Then is got up - and it was not a dog, at least not in the strictest sense of the word. It was, in fact, a fox. (represented in our diagram by the small tiger picture). This is actually the second time Marge and I have run into a fox on our walk. Had I been by myself, I do not think I would have fretted; I am confident in my ability to make myself sufficiently scary to ward off a fox. However, I do not know how foxes feel about small dogs and whether or not Marge would feel the need to meet the fox, or vice versa. So, just as we did last time - Marge and I turned around to walk quickly back to the house.

That is when the tiger...I mean, the fox...began to run. In our direction! (sort of...see diagram)

We froze. Much to my great good fortune, Marge is a lousy hunter, she was busy sniffing for worms the whole time, completely oblivious to the fox. And so once I concluded that the fox was not actually running towards, but more likely, running oblivious to us, I was able to enjoy the moment. The fox was beautiful. It was one of those moments where I wish I had remembered my camera...but at the same time he was moving too fast to get any kind of picture of him. You never really think of foxes as being elegant and graceful - but they are. I watched him run across the whole pasture and out the other side. Twas gorgeous.

My second wildlife encounter was less fun. I was building a fire in my woodstove to warm the house before settling in to a long day of work. I grabbed a piece of wood from the tub - and instantly dropped it. A spider. At least 3 inches across. And of the variety that nightmares are made out of ( there any other kind??). I freaked out.

Then collected my thoughts, decided to look again. Maybe it was dead. I poked the tub with my foot. EEK.
No. not dead. very alive. I freaked out again.

Those of you who know me that I don't often "freak out". I get frightened, but freaking out is not typically in my nature. This time, however, i must confess. I freaked out - ran to the opposite end of my house (which, to my credit, is not huge - I did not run a very long ways). While contemplating what to do, and envisioning the spider slowly creeping towards me (which it actually wasn't) and seriously freaking out about the fact that the spider was between me and the only door to safety (i.e. the outdoors) there is in my house, and trying to tell my self that a spider in your house is NOT a legit reason to call your landlord for assistance, I became increasingly panicked, and was on the verge of tears (no lie. I have no idea the last time I freaked out this bad...I think it must have been in Milan 2.5 years ago.....).

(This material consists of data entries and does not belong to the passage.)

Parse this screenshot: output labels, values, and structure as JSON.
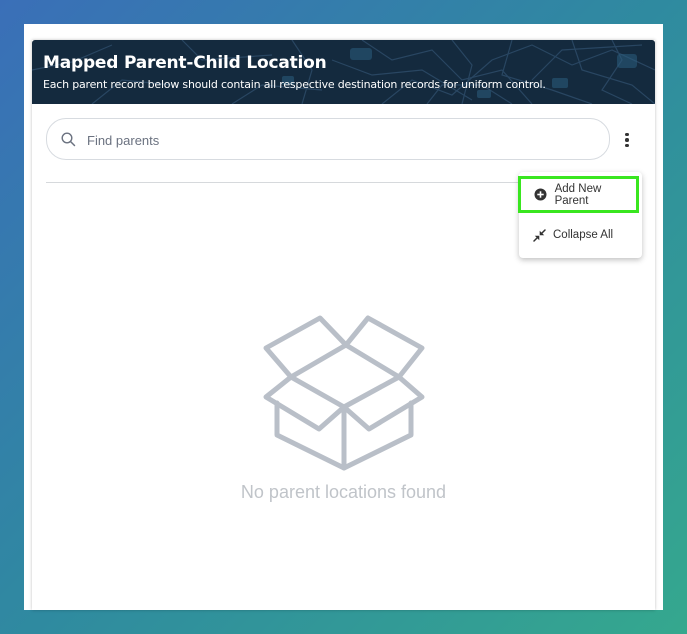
{
  "header": {
    "title": "Mapped Parent-Child Location",
    "subtitle": "Each parent record below should contain all respective destination records for uniform control."
  },
  "search": {
    "placeholder": "Find parents",
    "value": ""
  },
  "menu": {
    "items": [
      {
        "label": "Add New Parent",
        "icon": "plus-circle-icon"
      },
      {
        "label": "Collapse All",
        "icon": "collapse-arrows-icon"
      }
    ]
  },
  "empty_state": {
    "icon": "open-box-icon",
    "message": "No parent locations found"
  },
  "colors": {
    "banner_bg": "#142a3e",
    "highlight": "#39e61f",
    "empty_icon": "#b9bfc8"
  }
}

But suddenly, I determined to gather my courage (whatever small courage I could find), and take care of the problem myself. I grabbed the dogs leash (without the dog - she was asleep. she is soooo helpful) and crept back to the spider infested bucket. Very gently, so as not to disturb the spider, who was not moving, but looked ready to pounce, I threaded the leash through the tub's handle. With the leash looped through the handle - I got as far away as I could, backing towards the door. I flew open the door - quickly dragged the tub, spider and all outside the house, let go of the leash so that it retracted safely away from the spider, freeing the tub, and ran back inside - closing the door with a slam! Success!

Only one problem - all my firewood was now outside. And I was not going to go near it. It was a cold, cold day at my house.

The final wildlife encounter was much more pleasant. The aforementioned hunters are goose hunters typically. Which makes sense, cause on any given day there are a lot of geese on the farm. Today, however, as the sun was setting (at a ridiculously early 4:30) I took the dog outside to stretch a bit - and there in the field were more Canada Geese than I have ever seen in one place in all my life. There must have been 200+ of them. Just sitting in the field.

Marge startled them (what a great time for her to start hunting!) and they all took off. What an amazing sight. Again, no camera. And no time for it anyway. But, the sky was orange, the pasture green, and geese amazing. Trust me. It was cool.